The string of guiding lights is switched on and hundreds of feet stamp across the lobby, filling seats in the hall, getting ready for the matinee treat. In the darkness, a torch flashes, and a hand leads a late-comer to his seat, and asks another one politely to speak softly over the phone. He is your torch-bearing guide in theatre halls, who works to ensure a memorable experience for viewers.
From politely greeting customers and making sure they have tickets to sternly asking a drunk guest to leave — these uniform-clad ticket guides (ushers) in multiplexes, as they call themselves, do it all. Handling people who stick bubble gums on seat covers or spit tobacco is a challenge, says A.Abdul who works in a single screen theatre in T.Nagar. And there are times when a viewer needs immediate medical attention. Deftly tackling the situation so that the panic does not spread becomes our responsibility, says M. Rajakumar (24), an usher at Kamala theatre.
Solving brawls between viewers can often lead to tricky situations, say many ushers. There are some who come to watch movies after fights, and when they take out their anger by abusing us, it gets vey difficult to stay calm, says John Peter (24). As ushers are the first to be contacted when people lose an item, they carry a routine check to collect the left-over items. "I still cannot forget the relief on woman's face when I handed the 5 sovereigns ‘taali' she had lost here," says M. Nandakumar. Ushers in multiplexes get paid around Rs.4,500 a month, apart from the incentive they earn for promoting food items to the customers.
Some auditoriums in the city employ event managers who bring attendants, trained to handle people who come for music concerts and plays.

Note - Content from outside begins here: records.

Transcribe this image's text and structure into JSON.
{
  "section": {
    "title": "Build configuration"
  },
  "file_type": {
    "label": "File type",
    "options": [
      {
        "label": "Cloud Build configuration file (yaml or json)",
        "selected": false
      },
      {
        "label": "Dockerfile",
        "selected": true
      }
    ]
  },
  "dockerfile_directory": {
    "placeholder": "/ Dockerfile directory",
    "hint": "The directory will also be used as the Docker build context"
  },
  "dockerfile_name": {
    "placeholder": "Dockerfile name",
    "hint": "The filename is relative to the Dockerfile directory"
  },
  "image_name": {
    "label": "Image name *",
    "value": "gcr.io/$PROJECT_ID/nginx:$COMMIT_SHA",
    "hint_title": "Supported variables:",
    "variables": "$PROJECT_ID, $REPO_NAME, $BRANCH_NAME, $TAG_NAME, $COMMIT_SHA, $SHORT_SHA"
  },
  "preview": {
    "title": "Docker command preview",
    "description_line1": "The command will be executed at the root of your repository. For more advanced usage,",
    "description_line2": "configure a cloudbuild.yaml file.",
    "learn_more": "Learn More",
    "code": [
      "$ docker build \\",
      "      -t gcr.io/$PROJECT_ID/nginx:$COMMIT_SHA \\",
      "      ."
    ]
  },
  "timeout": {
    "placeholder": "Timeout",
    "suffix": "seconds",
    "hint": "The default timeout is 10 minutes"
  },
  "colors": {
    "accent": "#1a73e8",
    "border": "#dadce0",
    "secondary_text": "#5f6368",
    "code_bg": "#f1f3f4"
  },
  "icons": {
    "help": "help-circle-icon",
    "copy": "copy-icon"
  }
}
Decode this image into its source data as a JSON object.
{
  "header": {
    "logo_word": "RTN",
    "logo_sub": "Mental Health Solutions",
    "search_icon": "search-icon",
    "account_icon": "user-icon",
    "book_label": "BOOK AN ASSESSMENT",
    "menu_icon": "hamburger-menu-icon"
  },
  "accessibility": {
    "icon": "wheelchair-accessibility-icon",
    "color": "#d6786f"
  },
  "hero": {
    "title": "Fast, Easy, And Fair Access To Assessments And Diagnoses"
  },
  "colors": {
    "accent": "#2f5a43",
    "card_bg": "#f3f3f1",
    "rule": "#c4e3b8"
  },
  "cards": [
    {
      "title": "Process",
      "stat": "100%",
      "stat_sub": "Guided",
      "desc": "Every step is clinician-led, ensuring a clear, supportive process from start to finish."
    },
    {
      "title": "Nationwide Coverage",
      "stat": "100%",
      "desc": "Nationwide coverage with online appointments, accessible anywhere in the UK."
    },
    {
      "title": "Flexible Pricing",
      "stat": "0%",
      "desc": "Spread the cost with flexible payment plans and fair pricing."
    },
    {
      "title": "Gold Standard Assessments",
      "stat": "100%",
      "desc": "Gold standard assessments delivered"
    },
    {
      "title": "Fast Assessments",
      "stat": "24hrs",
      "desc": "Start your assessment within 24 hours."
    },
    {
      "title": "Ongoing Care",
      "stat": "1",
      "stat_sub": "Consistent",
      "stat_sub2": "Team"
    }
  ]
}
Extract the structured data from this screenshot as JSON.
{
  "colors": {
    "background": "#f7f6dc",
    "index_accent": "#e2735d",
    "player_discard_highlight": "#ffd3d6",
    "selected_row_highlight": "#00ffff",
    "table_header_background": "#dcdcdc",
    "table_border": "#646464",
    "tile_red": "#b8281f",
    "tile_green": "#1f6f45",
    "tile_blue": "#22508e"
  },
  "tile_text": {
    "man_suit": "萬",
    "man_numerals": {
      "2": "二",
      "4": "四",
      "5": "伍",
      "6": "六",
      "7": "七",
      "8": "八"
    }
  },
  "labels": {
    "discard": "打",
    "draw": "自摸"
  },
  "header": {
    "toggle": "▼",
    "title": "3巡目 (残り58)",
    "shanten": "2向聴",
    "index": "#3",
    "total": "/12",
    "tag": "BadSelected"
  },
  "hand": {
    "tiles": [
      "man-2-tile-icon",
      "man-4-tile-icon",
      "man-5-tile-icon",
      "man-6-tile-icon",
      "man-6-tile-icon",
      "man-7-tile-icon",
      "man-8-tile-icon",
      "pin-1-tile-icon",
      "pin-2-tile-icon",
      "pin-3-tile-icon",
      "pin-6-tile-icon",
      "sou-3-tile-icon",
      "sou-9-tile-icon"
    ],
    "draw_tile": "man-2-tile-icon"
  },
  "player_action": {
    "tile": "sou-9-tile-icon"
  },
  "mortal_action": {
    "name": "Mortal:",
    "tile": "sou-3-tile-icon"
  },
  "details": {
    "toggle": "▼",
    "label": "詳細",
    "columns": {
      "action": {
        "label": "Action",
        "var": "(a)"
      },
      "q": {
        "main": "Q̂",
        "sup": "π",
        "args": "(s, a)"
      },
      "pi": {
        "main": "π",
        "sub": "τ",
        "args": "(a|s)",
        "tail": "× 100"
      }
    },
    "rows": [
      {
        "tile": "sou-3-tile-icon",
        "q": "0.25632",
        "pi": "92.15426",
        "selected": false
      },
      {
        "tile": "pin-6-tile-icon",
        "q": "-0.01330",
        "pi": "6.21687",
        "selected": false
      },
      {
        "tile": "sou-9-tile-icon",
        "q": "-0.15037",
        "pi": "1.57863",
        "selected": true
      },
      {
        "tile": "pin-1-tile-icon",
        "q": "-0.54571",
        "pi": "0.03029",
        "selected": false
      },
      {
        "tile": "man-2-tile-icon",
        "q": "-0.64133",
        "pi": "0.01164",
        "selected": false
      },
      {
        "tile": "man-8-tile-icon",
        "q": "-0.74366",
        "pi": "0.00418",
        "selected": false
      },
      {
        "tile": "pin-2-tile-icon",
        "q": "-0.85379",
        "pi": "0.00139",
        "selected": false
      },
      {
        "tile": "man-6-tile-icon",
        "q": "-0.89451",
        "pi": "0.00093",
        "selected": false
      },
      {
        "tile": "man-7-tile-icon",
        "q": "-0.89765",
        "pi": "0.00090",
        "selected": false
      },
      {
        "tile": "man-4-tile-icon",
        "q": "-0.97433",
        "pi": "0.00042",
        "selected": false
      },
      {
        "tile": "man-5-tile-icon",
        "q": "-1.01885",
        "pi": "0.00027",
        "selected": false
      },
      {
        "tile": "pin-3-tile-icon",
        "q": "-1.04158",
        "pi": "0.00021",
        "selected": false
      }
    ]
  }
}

R. Kumar, one such usher, says the job is slightly different here. Contrary to the popular notion that a niche crowd is manageable, Mr Kumar says, "Often people sing along with the artist or wolf-whistles even in such performances." Clad in smarter uniforms and paid around Rs.300 per show, Mr. Kumar says that since most concert halls restrict the entry of visitors during delivery of "powerful dialogues" and give more freedom to the usher to ask a viewer to go out, the job becomes easier.
The situation in many single-screen theatres is rather grim as most ticket guides are paid quite low. Most come to the theatre as and when the shows begin and are paid not more than Rs. 2000 a month. Askar.M, a fourth standard dropout says, "Some of those who come to watch movies in single screen theatres are difficult to handle.”
L. Rex, who has been working for 25 years, says the calling, though mundane it may seem, has its own share of lessons to offer. “Earlier, when there were no seat numbers, people would rush madly into the halls to capture seats. Tackling them was the actual work'', he says. Ask him about his favourite days, and he smiles. “The audience that comes to watch Kamal Haasan movies is so very different from the rest, and easier to manage''.
And there are fun moments too.
While the ushers in single-screen theatres rejoice seeing mad crowds sway to the rhythm of drums on the release days, the ones in bigger movie halls have countless stories about the viewers they interact with every day. “Many times we carry persons with disabilities to their seat, the kind of gratitude that they show us is when we feel we are not that invisible,” says Mr. Nandakumar.